A rescue plan for India's Sahara was thrown into disarray on Wednesday, when Spanish bank BBVA SA denied offering a credit line to the bank, scuppering the conglomerate's claims it would use it to help secure bail for its jailed boss.
Sahara, once one of the country's most high-profile firms, told the Supreme Court this week that it had secured a 900 million euro ($985 million) line of credit from BBVA, one of several financial deals it said it had struck.
The court allowed Sahara three more months to raise bail.
Sahara's extravagant founder and boss Subrata Roy has been held in jail for more than a year, after Sahara failed to comply with a court order to refund billions of dollars to investors in a bond program that was ruled illegal.
Sahara has made several failed attempts to raise the bail money.
The court has set Roy's bail at $1.6 billion, a product of the cost of the bond program, estimated by regulators to be as much as $7 billion. Sahara has said it has paid most of the dues to the bondholders, but India's markets regulator disputes that.
"We have no credit exposure or any relation with Sahara," a spokesman for BBVA said.
A senior executive at BBVA separately told Reuters on condition of anonymity that the bank was never in talks with Sahara for a loan and that the mention of its name in the court proceedings was a "surprise".
Sahara had on Monday submitted a letter in the court written on BBVA notepaper and signed by bank executive Jose Ramon Vizmanos, taking responsibility for the credit it was giving Sahara.
On Wednesday, Vizmanos told Reuters from Madrid that he had no knowledge of the letter.

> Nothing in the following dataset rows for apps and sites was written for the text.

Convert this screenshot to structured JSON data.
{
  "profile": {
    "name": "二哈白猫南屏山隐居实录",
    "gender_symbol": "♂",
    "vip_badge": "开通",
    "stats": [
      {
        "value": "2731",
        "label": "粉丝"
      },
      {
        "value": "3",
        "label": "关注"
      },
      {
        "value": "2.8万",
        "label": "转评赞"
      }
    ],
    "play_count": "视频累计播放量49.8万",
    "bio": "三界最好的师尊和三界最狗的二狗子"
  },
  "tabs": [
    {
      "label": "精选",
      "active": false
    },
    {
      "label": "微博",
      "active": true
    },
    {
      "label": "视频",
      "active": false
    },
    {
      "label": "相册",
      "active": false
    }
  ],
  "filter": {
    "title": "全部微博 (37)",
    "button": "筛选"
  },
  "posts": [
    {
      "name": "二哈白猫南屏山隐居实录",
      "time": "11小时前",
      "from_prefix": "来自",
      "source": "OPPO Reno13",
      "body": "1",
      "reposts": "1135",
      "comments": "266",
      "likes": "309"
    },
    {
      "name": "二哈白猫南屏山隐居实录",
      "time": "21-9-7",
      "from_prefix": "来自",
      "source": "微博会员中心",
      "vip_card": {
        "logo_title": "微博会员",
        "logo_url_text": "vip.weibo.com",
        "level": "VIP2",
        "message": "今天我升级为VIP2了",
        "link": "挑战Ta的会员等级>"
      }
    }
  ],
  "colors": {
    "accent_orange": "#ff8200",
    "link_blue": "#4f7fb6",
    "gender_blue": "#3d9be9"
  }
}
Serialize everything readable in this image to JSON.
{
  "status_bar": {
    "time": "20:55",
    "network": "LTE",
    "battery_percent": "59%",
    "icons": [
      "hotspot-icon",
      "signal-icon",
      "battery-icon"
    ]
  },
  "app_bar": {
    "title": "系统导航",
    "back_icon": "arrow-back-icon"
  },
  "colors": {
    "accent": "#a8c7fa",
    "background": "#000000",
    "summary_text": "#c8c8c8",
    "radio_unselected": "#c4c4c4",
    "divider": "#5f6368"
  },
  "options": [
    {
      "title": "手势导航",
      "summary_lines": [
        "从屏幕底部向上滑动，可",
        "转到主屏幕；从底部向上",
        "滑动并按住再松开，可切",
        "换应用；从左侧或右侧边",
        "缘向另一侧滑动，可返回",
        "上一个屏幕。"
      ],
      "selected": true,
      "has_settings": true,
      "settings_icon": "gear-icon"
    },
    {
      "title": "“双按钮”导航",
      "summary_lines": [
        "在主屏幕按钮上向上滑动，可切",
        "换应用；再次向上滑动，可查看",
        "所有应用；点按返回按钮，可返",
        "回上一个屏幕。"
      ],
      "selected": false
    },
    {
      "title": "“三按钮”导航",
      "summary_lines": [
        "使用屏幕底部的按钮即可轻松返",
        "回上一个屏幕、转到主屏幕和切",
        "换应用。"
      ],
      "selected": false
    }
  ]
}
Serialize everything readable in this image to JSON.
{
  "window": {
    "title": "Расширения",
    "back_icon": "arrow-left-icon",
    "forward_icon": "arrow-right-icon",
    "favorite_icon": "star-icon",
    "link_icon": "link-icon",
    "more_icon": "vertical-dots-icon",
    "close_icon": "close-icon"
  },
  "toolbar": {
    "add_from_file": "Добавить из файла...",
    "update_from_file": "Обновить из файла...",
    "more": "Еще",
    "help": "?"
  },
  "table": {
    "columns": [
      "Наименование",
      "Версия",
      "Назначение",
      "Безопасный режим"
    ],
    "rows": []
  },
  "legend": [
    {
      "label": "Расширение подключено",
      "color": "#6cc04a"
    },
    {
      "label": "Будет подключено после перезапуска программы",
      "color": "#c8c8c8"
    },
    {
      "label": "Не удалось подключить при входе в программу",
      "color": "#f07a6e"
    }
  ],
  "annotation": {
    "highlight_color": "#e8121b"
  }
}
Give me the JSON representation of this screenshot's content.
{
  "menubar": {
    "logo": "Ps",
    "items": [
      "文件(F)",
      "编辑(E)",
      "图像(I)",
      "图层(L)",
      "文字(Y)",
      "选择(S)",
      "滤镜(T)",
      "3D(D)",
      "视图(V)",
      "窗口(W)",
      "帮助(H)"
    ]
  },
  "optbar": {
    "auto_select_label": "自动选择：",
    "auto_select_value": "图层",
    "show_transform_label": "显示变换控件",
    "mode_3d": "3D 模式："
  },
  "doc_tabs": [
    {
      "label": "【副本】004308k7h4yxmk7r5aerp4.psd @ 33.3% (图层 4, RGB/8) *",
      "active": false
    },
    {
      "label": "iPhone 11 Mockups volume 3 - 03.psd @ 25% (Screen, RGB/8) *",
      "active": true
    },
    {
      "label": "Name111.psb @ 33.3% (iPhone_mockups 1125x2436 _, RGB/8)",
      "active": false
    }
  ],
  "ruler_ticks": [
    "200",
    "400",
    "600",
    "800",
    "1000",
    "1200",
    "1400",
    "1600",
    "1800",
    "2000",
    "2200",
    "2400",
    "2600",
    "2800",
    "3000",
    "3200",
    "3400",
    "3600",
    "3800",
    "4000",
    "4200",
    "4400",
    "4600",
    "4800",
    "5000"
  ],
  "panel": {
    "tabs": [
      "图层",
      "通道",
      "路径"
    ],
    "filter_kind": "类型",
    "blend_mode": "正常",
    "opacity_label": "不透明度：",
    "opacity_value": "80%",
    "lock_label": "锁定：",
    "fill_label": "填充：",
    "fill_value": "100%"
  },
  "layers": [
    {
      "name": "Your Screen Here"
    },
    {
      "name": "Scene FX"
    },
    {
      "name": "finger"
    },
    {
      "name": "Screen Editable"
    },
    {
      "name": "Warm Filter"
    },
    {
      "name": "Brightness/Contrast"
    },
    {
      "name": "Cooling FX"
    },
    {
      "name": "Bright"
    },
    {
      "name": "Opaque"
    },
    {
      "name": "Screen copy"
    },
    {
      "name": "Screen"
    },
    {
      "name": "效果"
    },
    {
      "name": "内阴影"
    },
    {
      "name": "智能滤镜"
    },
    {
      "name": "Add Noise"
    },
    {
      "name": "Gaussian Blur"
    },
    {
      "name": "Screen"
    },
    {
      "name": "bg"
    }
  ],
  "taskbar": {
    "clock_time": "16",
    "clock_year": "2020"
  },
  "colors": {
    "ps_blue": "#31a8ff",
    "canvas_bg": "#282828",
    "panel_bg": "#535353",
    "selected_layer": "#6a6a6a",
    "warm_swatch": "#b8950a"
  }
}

"I have never worked with any Indian company ... The only thing I know about Sahara is the desert in Africa," Vizmanos said by phone.